◆ **PROBLEM DETAILS**: Your response should contain each line of the data that includes "JSON".

Records excerpted from a collection
● ● ● ● ● ● ●

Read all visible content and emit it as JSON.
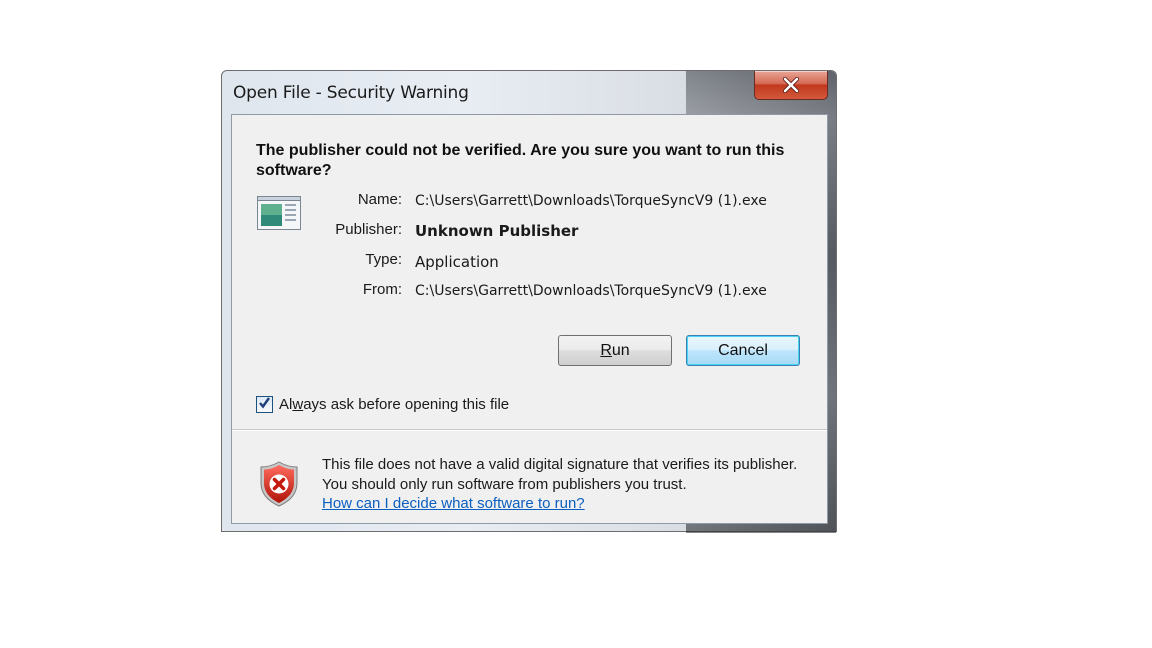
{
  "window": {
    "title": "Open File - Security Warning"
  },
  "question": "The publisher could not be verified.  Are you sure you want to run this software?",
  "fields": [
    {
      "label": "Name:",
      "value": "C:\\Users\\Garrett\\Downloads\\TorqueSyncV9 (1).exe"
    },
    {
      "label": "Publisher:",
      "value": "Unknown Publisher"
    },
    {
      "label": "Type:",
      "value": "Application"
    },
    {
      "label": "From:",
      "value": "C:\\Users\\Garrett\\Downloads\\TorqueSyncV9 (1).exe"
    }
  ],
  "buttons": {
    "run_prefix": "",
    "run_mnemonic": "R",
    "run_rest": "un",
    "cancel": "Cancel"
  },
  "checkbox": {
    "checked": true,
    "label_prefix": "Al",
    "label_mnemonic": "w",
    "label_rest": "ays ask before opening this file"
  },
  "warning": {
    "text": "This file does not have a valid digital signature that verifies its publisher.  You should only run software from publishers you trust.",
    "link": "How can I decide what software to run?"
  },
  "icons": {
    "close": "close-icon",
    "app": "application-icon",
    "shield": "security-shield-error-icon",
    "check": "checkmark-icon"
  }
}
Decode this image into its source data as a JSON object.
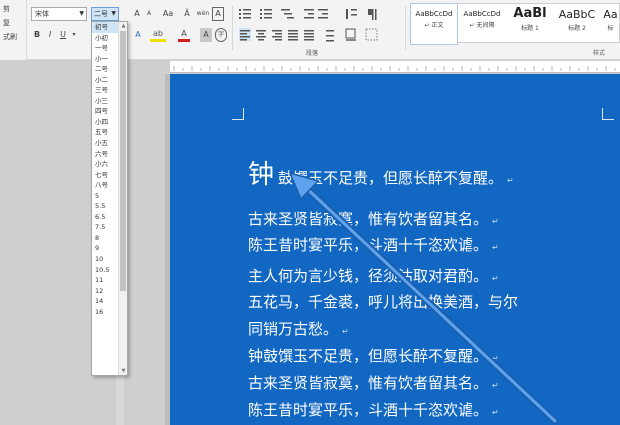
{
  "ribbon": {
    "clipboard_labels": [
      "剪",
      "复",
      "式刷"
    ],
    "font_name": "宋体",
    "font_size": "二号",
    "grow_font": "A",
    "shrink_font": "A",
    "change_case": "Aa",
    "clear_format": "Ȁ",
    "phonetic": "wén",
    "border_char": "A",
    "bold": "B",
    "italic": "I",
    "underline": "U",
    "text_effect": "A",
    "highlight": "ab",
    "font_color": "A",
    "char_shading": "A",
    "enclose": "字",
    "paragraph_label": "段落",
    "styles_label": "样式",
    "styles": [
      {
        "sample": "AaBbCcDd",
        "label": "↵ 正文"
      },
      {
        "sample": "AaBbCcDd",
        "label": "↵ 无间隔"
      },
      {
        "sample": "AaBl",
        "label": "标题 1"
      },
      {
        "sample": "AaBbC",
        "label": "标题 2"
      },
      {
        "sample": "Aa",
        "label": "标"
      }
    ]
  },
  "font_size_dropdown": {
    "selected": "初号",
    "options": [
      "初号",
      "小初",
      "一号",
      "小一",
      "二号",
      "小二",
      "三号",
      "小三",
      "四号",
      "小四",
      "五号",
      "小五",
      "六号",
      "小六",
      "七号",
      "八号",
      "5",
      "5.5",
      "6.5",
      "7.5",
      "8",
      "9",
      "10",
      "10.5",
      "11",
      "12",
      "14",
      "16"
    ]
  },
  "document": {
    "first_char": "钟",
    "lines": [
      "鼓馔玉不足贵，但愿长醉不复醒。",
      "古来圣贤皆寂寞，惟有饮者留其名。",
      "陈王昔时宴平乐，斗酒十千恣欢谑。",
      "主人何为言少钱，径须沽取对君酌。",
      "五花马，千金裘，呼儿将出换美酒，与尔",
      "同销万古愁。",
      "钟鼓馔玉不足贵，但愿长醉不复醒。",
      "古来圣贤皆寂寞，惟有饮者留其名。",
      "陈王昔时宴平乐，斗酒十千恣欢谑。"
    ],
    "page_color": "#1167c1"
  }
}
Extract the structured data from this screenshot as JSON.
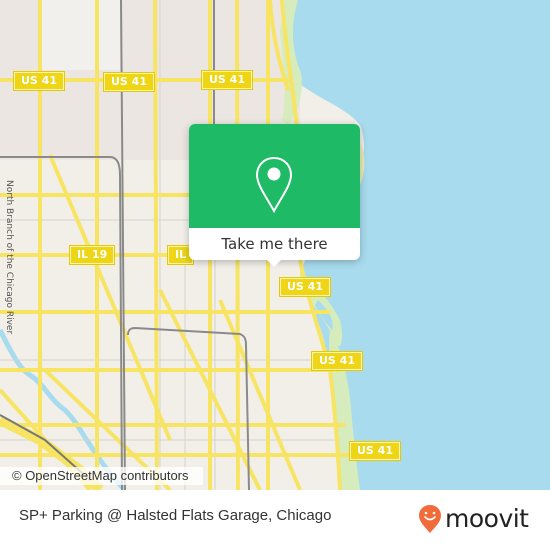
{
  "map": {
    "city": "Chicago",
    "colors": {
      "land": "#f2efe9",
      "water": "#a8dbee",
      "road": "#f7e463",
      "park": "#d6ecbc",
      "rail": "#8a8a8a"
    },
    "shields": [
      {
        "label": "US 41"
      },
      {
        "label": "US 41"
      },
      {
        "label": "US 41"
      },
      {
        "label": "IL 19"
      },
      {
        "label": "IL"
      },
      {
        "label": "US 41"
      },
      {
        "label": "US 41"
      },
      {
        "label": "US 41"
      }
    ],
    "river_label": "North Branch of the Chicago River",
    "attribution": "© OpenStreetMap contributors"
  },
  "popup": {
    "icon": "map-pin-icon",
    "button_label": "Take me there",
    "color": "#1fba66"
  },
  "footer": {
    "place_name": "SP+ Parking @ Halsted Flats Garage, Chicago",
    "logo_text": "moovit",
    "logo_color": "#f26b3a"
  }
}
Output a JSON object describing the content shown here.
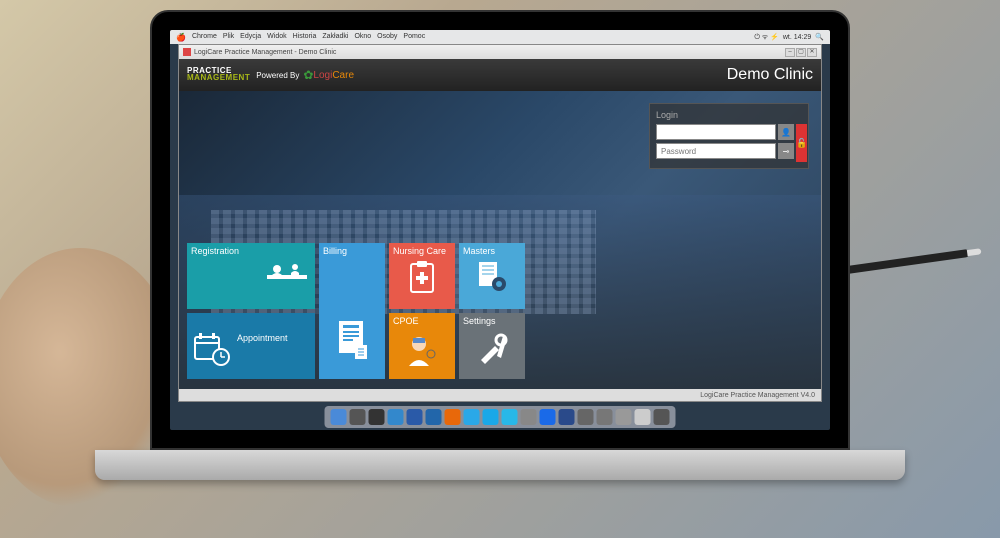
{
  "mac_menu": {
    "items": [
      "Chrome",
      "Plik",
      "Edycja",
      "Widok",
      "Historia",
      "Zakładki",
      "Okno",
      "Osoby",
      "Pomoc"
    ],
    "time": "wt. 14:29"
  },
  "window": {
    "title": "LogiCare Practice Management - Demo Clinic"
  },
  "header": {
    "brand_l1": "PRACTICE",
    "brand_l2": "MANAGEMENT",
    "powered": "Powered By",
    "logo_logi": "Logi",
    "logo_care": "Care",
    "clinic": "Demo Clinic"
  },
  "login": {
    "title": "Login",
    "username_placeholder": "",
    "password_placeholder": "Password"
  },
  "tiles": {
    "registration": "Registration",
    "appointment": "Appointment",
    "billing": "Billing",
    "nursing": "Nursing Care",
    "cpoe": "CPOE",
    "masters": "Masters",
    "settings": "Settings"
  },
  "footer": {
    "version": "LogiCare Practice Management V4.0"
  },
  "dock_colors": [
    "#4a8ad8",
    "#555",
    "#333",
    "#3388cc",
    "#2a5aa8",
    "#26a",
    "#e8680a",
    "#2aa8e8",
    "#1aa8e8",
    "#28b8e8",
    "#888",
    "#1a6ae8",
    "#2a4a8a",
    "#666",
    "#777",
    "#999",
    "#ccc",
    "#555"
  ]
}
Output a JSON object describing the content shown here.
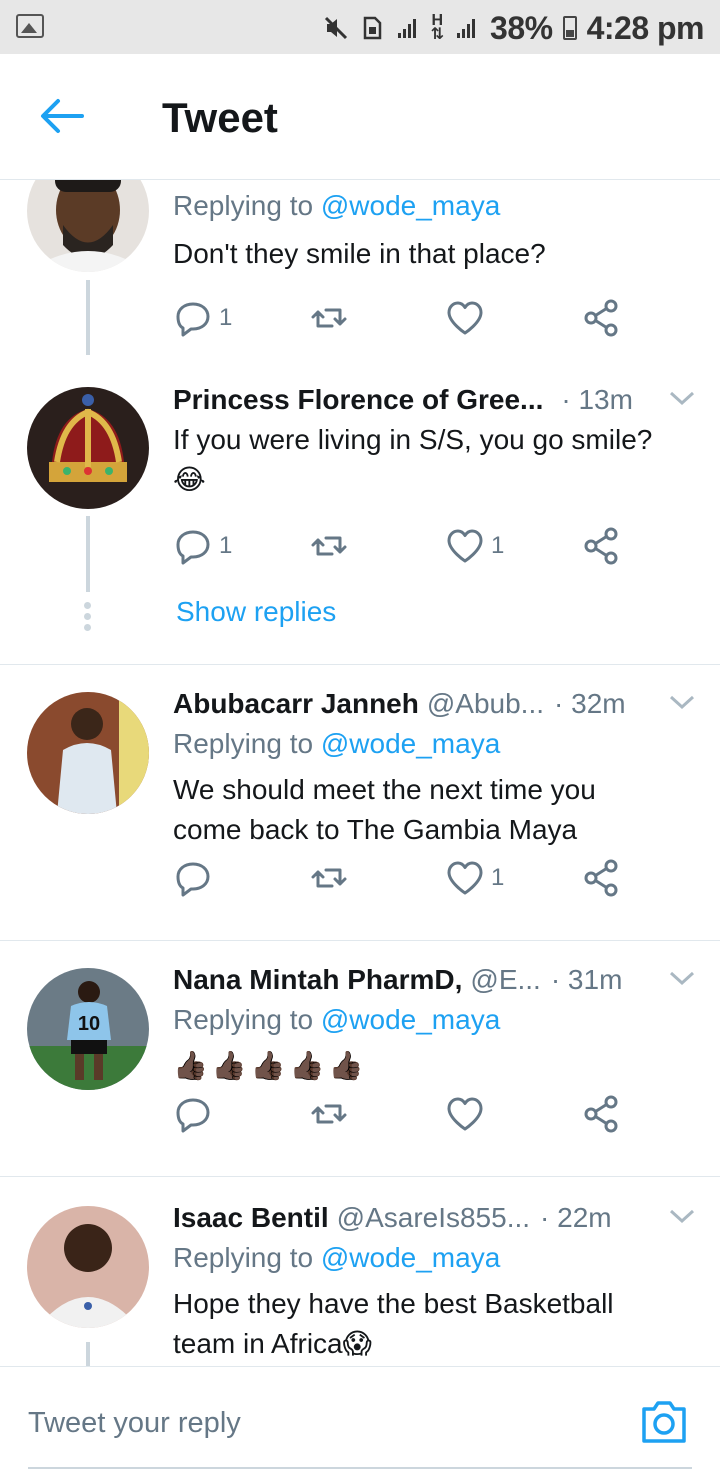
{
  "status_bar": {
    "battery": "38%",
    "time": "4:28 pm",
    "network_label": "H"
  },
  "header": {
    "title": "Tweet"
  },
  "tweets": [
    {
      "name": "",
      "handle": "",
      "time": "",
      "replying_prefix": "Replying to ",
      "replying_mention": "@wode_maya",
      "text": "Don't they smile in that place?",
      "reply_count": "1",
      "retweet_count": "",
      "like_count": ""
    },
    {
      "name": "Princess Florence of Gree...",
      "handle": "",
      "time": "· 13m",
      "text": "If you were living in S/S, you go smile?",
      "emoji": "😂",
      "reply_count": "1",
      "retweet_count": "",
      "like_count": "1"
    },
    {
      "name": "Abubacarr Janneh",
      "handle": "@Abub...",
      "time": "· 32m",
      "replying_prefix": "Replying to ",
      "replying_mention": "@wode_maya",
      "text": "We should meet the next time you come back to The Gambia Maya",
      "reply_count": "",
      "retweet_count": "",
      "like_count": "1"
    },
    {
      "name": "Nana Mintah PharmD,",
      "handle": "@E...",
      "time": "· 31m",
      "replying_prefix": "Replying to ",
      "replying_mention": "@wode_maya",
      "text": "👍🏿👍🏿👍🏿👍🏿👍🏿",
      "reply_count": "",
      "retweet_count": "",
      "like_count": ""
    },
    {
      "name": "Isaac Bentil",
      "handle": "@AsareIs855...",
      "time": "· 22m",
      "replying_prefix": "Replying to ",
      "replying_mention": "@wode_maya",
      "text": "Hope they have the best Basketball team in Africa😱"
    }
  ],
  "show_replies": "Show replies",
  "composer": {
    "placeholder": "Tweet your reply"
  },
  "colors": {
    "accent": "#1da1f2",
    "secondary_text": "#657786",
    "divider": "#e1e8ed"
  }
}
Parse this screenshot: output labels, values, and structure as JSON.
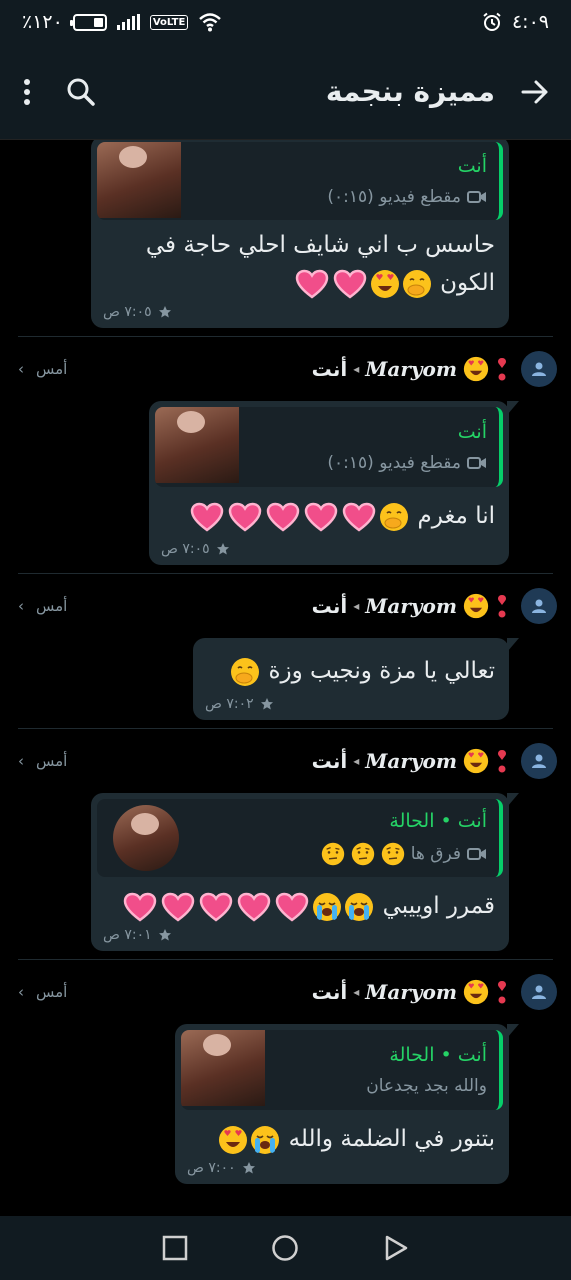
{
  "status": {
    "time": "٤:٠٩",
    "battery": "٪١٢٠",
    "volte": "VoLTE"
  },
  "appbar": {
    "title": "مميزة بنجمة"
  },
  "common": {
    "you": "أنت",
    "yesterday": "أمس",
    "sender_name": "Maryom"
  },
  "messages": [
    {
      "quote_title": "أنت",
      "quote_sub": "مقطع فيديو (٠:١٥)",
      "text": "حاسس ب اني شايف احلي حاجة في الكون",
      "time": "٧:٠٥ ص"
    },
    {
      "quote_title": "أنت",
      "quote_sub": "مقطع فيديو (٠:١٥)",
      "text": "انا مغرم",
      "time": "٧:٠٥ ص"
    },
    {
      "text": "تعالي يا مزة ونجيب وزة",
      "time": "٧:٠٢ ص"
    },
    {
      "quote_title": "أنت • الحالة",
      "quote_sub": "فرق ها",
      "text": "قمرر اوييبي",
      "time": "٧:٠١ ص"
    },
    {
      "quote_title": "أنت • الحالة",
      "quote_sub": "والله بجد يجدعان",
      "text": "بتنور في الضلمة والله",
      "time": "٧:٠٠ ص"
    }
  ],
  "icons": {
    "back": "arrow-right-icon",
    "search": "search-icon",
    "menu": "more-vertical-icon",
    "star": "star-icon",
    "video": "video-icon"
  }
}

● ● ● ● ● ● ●

◆ **SOLUTION**:
Read all visible content and emit it as JSON.
Decode this image into its source data as a JSON object.
Extract the structured data from this screenshot as JSON.
Output a JSON object describing the content shown here.
Output a JSON object describing the content shown here.
Parse this screenshot: output labels, values, and structure as JSON.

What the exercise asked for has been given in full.